(DATA SUPPLIED)

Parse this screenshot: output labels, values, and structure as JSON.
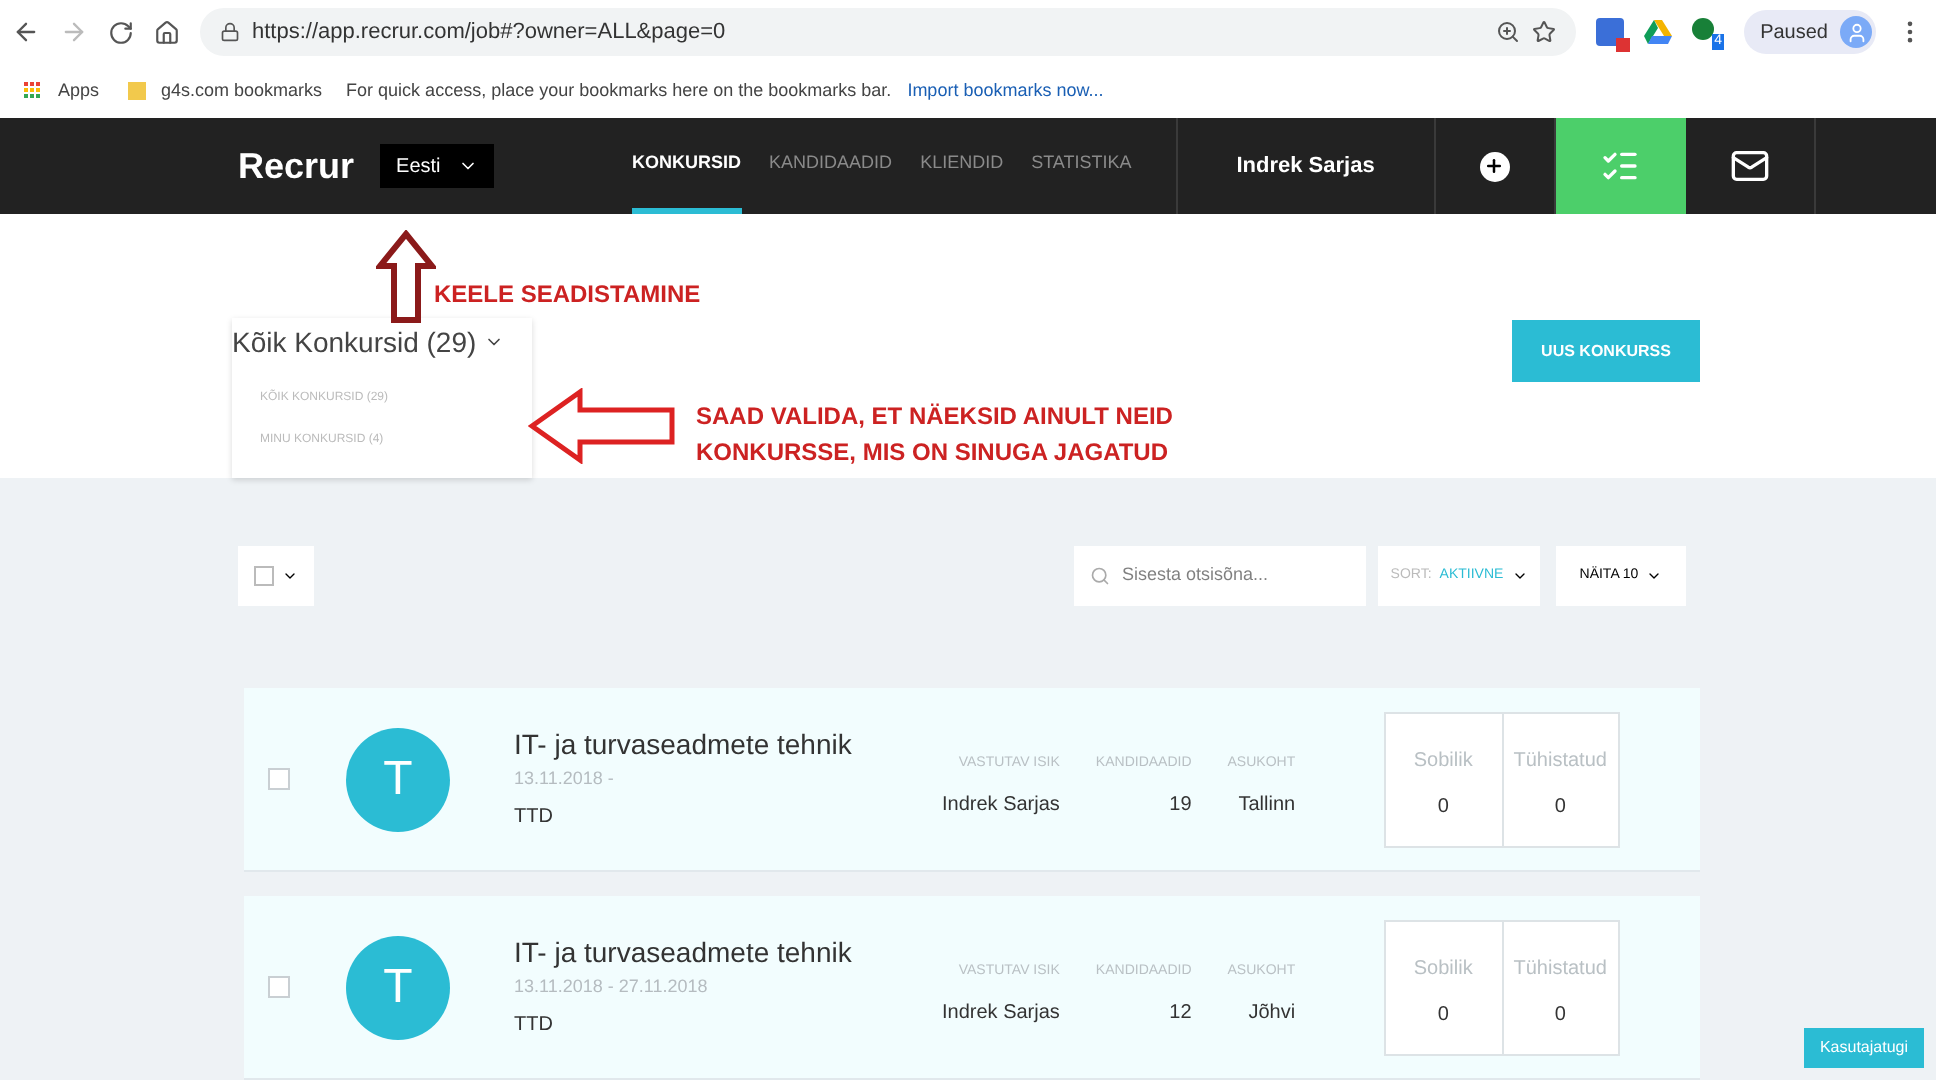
{
  "browser": {
    "url": "https://app.recrur.com/job#?owner=ALL&page=0",
    "extension_badge": "4",
    "profile": "Paused"
  },
  "bookmarks_bar": {
    "apps": "Apps",
    "folder": "g4s.com bookmarks",
    "hint": "For quick access, place your bookmarks here on the bookmarks bar.",
    "import_link": "Import bookmarks now..."
  },
  "nav": {
    "logo": "Recrur",
    "language": "Eesti",
    "tabs": [
      {
        "label": "KONKURSID",
        "selected": true
      },
      {
        "label": "KANDIDAADID",
        "selected": false
      },
      {
        "label": "KLIENDID",
        "selected": false
      },
      {
        "label": "STATISTIKA",
        "selected": false
      }
    ],
    "user": "Indrek Sarjas"
  },
  "annotations": [
    {
      "text": "KEELE SEADISTAMINE"
    },
    {
      "text": "SAAD VALIDA, ET NÄEKSID AINULT NEID KONKURSSE, MIS ON SINUGA JAGATUD"
    }
  ],
  "filter": {
    "title": "Kõik Konkursid (29)",
    "options": [
      "KÕIK KONKURSID (29)",
      "MINU KONKURSID (4)"
    ]
  },
  "new_button": "UUS KONKURSS",
  "toolbar": {
    "search_placeholder": "Sisesta otsisõna...",
    "sort_label": "SORT:",
    "sort_value": "AKTIIVNE",
    "show": "NÄITA 10"
  },
  "jobs": [
    {
      "checked": false,
      "avatar": "T",
      "title": "IT- ja turvaseadmete tehnik",
      "dates": "13.11.2018 -",
      "company": "TTD",
      "columns": [
        {
          "label": "VASTUTAV ISIK",
          "value": "Indrek Sarjas"
        },
        {
          "label": "KANDIDAADID",
          "value": "19"
        },
        {
          "label": "ASUKOHT",
          "value": "Tallinn"
        }
      ],
      "stats": [
        {
          "label": "Sobilik",
          "value": "0"
        },
        {
          "label": "Tühistatud",
          "value": "0"
        }
      ]
    },
    {
      "checked": false,
      "avatar": "T",
      "title": "IT- ja turvaseadmete tehnik",
      "dates": "13.11.2018 - 27.11.2018",
      "company": "TTD",
      "columns": [
        {
          "label": "VASTUTAV ISIK",
          "value": "Indrek Sarjas"
        },
        {
          "label": "KANDIDAADID",
          "value": "12"
        },
        {
          "label": "ASUKOHT",
          "value": "Jõhvi"
        }
      ],
      "stats": [
        {
          "label": "Sobilik",
          "value": "0"
        },
        {
          "label": "Tühistatud",
          "value": "0"
        }
      ]
    }
  ],
  "help_button": "Kasutajatugi"
}
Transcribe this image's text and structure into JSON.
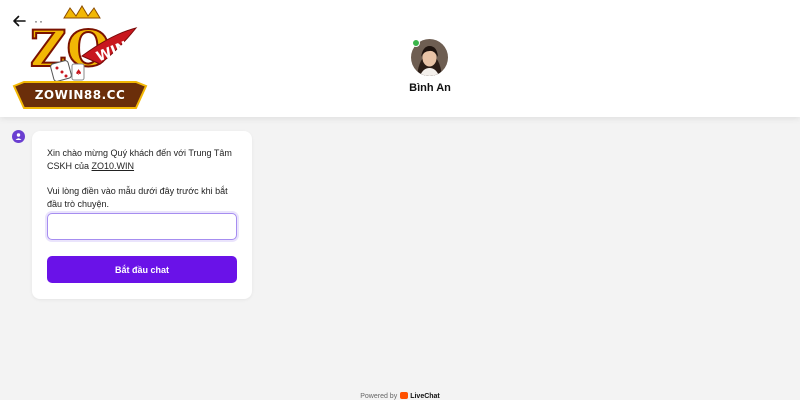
{
  "header": {
    "back_icon": "arrow-left-icon",
    "menu_dots": "··",
    "logo": {
      "main_text": "ZO",
      "sub_text": "WIN",
      "banner_text": "ZOWIN88.CC",
      "colors": {
        "gold": "#f2b705",
        "red": "#c8171e",
        "brown": "#6b2e0a"
      }
    },
    "agent": {
      "name": "Bình An",
      "avatar_icon": "agent-avatar",
      "online_color": "#3bb54a"
    }
  },
  "chat": {
    "bot_icon": "user-icon",
    "bot_icon_color": "#6b3fd1",
    "welcome_text": "Xin chào mừng Quý khách đến với Trung Tâm CSKH của ",
    "welcome_link": "ZO10.WIN",
    "form_prompt": "Vui lòng điền vào mẫu dưới đây trước khi bắt đầu trò chuyện.",
    "input_value": "",
    "input_placeholder": "",
    "start_button_label": "Bắt đầu chat",
    "accent_color": "#6a12e8"
  },
  "footer": {
    "powered_by": "Powered by",
    "brand": "LiveChat",
    "brand_color": "#ff5100"
  }
}
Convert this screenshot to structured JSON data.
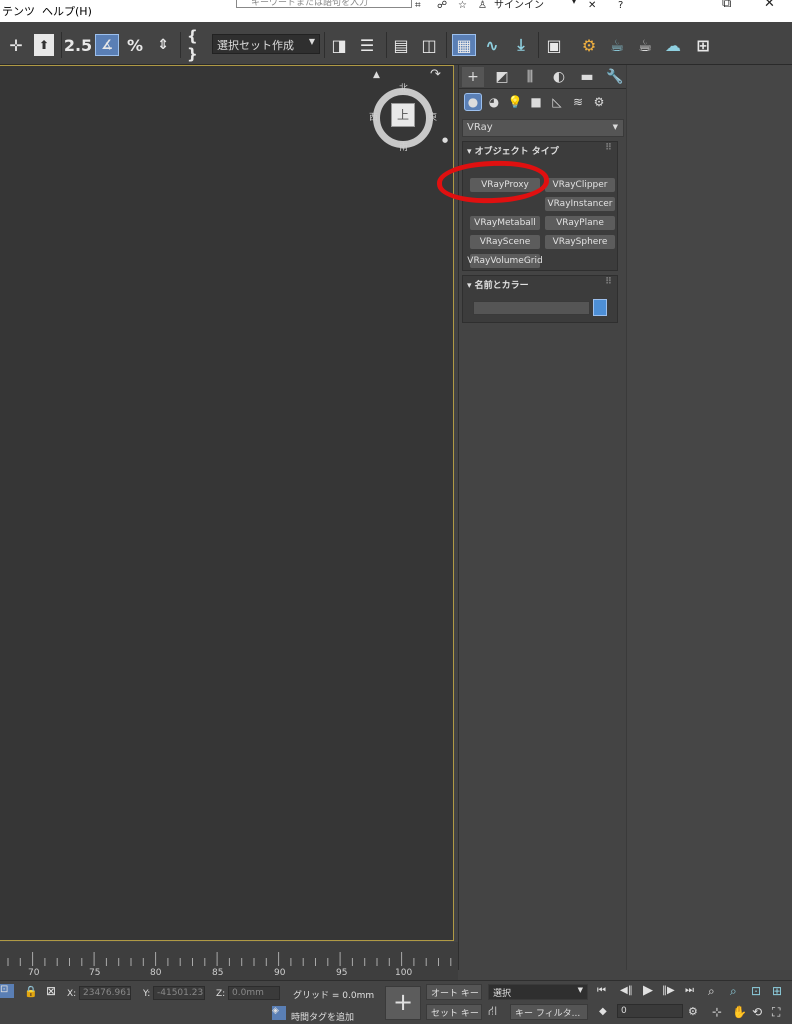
{
  "menubar": {
    "items": [
      "テンツ",
      "ヘルプ(H)"
    ],
    "search_placeholder": "キーワードまたは語句を入力",
    "signin_label": "サインイン"
  },
  "toolbar": {
    "snap_value": "2.5",
    "selection_set_label": "選択セット作成"
  },
  "viewcube": {
    "face": "上",
    "north": "北",
    "south": "南",
    "east": "東",
    "west": "西"
  },
  "command_panel": {
    "category": "VRay",
    "object_type_title": "オブジェクト タイプ",
    "object_buttons": [
      "VRayProxy",
      "VRayClipper",
      "VRayInstancer",
      "VRayMetaball",
      "VRayPlane",
      "VRayScene",
      "VRaySphere",
      "VRayVolumeGrid"
    ],
    "name_color_title": "名前とカラー",
    "annotation_color": "#e01010",
    "swatch_color": "#4d8fd6"
  },
  "timeline": {
    "ticks": [
      "70",
      "75",
      "80",
      "85",
      "90",
      "95",
      "100"
    ]
  },
  "statusbar": {
    "x_label": "X:",
    "x_value": "23476.961",
    "y_label": "Y:",
    "y_value": "-41501.23",
    "z_label": "Z:",
    "z_value": "0.0mm",
    "grid_label": "グリッド = 0.0mm",
    "time_tag_label": "時間タグを追加",
    "auto_key_label": "オート キー",
    "set_key_label": "セット キー",
    "selection_dropdown": "選択",
    "key_filter_label": "キー フィルタ...",
    "frame_value": "0"
  }
}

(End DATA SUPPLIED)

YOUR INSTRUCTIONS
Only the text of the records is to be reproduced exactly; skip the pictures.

REPLY TO THE TASK
Parse this screenshot: output labels, values, and structure as JSON.
{
  "browser": {
    "url": "https://app.recrur.com/job#?owner=ALL&page=0",
    "extension_badge": "4",
    "profile": "Paused"
  },
  "bookmarks_bar": {
    "apps": "Apps",
    "folder": "g4s.com bookmarks",
    "hint": "For quick access, place your bookmarks here on the bookmarks bar.",
    "import_link": "Import bookmarks now..."
  },
  "nav": {
    "logo": "Recrur",
    "language": "Eesti",
    "tabs": [
      {
        "label": "KONKURSID",
        "selected": true
      },
      {
        "label": "KANDIDAADID",
        "selected": false
      },
      {
        "label": "KLIENDID",
        "selected": false
      },
      {
        "label": "STATISTIKA",
        "selected": false
      }
    ],
    "user": "Indrek Sarjas"
  },
  "annotations": [
    {
      "text": "KEELE SEADISTAMINE"
    },
    {
      "text": "SAAD VALIDA, ET NÄEKSID AINULT NEID KONKURSSE, MIS ON SINUGA JAGATUD"
    }
  ],
  "filter": {
    "title": "Kõik Konkursid (29)",
    "options": [
      "KÕIK KONKURSID (29)",
      "MINU KONKURSID (4)"
    ]
  },
  "new_button": "UUS KONKURSS",
  "toolbar": {
    "search_placeholder": "Sisesta otsisõna...",
    "sort_label": "SORT:",
    "sort_value": "AKTIIVNE",
    "show": "NÄITA 10"
  },
  "jobs": [
    {
      "checked": false,
      "avatar": "T",
      "title": "IT- ja turvaseadmete tehnik",
      "dates": "13.11.2018 -",
      "company": "TTD",
      "columns": [
        {
          "label": "VASTUTAV ISIK",
          "value": "Indrek Sarjas"
        },
        {
          "label": "KANDIDAADID",
          "value": "19"
        },
        {
          "label": "ASUKOHT",
          "value": "Tallinn"
        }
      ],
      "stats": [
        {
          "label": "Sobilik",
          "value": "0"
        },
        {
          "label": "Tühistatud",
          "value": "0"
        }
      ]
    },
    {
      "checked": false,
      "avatar": "T",
      "title": "IT- ja turvaseadmete tehnik",
      "dates": "13.11.2018 - 27.11.2018",
      "company": "TTD",
      "columns": [
        {
          "label": "VASTUTAV ISIK",
          "value": "Indrek Sarjas"
        },
        {
          "label": "KANDIDAADID",
          "value": "12"
        },
        {
          "label": "ASUKOHT",
          "value": "Jõhvi"
        }
      ],
      "stats": [
        {
          "label": "Sobilik",
          "value": "0"
        },
        {
          "label": "Tühistatud",
          "value": "0"
        }
      ]
    }
  ],
  "help_button": "Kasutajatugi"
}
Transcribe this image's text and structure into JSON.
{
  "header": {
    "back_icon": "arrow-left-icon",
    "menu_dots": "··",
    "logo": {
      "main_text": "ZO",
      "sub_text": "WIN",
      "banner_text": "ZOWIN88.CC",
      "colors": {
        "gold": "#f2b705",
        "red": "#c8171e",
        "brown": "#6b2e0a"
      }
    },
    "agent": {
      "name": "Bình An",
      "avatar_icon": "agent-avatar",
      "online_color": "#3bb54a"
    }
  },
  "chat": {
    "bot_icon": "user-icon",
    "bot_icon_color": "#6b3fd1",
    "welcome_text": "Xin chào mừng Quý khách đến với Trung Tâm CSKH của ",
    "welcome_link": "ZO10.WIN",
    "form_prompt": "Vui lòng điền vào mẫu dưới đây trước khi bắt đầu trò chuyện.",
    "input_value": "",
    "input_placeholder": "",
    "start_button_label": "Bắt đầu chat",
    "accent_color": "#6a12e8"
  },
  "footer": {
    "powered_by": "Powered by",
    "brand": "LiveChat",
    "brand_color": "#ff5100"
  }
}
Convert this screenshot to structured JSON data.
{
  "menubar": {
    "items": [
      "テンツ",
      "ヘルプ(H)"
    ],
    "search_placeholder": "キーワードまたは語句を入力",
    "signin_label": "サインイン"
  },
  "toolbar": {
    "snap_value": "2.5",
    "selection_set_label": "選択セット作成"
  },
  "viewcube": {
    "face": "上",
    "north": "北",
    "south": "南",
    "east": "東",
    "west": "西"
  },
  "command_panel": {
    "category": "VRay",
    "object_type_title": "オブジェクト タイプ",
    "object_buttons": [
      "VRayProxy",
      "VRayClipper",
      "VRayInstancer",
      "VRayMetaball",
      "VRayPlane",
      "VRayScene",
      "VRaySphere",
      "VRayVolumeGrid"
    ],
    "name_color_title": "名前とカラー",
    "annotation_color": "#e01010",
    "swatch_color": "#4d8fd6"
  },
  "timeline": {
    "ticks": [
      "70",
      "75",
      "80",
      "85",
      "90",
      "95",
      "100"
    ]
  },
  "statusbar": {
    "x_label": "X:",
    "x_value": "23476.961",
    "y_label": "Y:",
    "y_value": "-41501.23",
    "z_label": "Z:",
    "z_value": "0.0mm",
    "grid_label": "グリッド = 0.0mm",
    "time_tag_label": "時間タグを追加",
    "auto_key_label": "オート キー",
    "set_key_label": "セット キー",
    "selection_dropdown": "選択",
    "key_filter_label": "キー フィルタ...",
    "frame_value": "0"
  }
}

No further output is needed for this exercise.